Listed entries section start

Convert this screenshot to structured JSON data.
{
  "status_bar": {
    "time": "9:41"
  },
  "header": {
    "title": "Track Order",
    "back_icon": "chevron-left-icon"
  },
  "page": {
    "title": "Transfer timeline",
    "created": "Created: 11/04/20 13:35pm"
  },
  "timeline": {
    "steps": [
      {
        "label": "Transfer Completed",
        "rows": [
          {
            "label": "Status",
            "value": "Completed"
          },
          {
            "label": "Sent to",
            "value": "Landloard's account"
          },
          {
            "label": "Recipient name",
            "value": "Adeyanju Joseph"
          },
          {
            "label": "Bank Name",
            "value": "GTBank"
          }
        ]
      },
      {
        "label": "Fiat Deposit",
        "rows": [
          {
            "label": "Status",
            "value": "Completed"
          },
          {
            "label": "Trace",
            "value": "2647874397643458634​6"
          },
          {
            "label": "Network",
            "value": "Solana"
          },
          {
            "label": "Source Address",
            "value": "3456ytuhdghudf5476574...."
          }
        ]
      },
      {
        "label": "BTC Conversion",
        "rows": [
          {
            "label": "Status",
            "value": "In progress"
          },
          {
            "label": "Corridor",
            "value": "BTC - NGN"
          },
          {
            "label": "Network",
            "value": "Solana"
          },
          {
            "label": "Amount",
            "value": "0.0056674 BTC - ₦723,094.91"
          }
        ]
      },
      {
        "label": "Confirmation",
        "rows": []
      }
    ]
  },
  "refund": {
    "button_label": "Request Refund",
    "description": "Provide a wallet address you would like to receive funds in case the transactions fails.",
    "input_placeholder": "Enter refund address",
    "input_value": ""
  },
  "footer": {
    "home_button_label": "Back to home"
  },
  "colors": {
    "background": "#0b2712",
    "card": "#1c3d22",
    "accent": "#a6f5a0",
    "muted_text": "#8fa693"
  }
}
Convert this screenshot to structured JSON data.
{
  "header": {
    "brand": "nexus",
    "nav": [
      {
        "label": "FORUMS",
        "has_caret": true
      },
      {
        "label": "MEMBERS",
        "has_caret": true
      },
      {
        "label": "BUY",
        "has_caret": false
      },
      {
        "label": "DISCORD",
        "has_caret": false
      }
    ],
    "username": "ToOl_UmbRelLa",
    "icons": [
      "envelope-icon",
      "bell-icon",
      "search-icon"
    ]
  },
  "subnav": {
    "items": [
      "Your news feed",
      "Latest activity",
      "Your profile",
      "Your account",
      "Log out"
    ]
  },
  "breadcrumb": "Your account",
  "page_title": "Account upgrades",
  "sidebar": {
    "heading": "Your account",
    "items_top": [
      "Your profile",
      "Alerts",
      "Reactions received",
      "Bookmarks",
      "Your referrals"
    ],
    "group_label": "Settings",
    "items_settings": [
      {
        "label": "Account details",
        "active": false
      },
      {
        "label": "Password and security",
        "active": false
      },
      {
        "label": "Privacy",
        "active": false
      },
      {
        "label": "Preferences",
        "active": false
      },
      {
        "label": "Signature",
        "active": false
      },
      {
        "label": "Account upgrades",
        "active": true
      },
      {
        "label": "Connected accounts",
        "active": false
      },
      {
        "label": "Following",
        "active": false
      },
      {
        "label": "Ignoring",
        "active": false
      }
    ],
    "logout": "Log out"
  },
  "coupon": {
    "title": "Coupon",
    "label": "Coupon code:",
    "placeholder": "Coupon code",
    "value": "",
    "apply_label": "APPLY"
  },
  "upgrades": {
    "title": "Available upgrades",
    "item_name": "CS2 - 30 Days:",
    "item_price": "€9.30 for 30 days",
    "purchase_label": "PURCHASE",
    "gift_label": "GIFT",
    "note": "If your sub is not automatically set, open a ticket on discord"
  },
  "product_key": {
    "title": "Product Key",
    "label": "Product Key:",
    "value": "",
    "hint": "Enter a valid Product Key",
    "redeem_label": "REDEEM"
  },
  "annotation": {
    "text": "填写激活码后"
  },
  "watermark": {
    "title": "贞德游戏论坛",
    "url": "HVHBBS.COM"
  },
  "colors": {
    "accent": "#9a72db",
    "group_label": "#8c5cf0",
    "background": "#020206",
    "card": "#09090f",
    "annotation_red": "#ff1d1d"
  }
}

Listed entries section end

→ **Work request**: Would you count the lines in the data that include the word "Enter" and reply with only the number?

→ **Result**: 2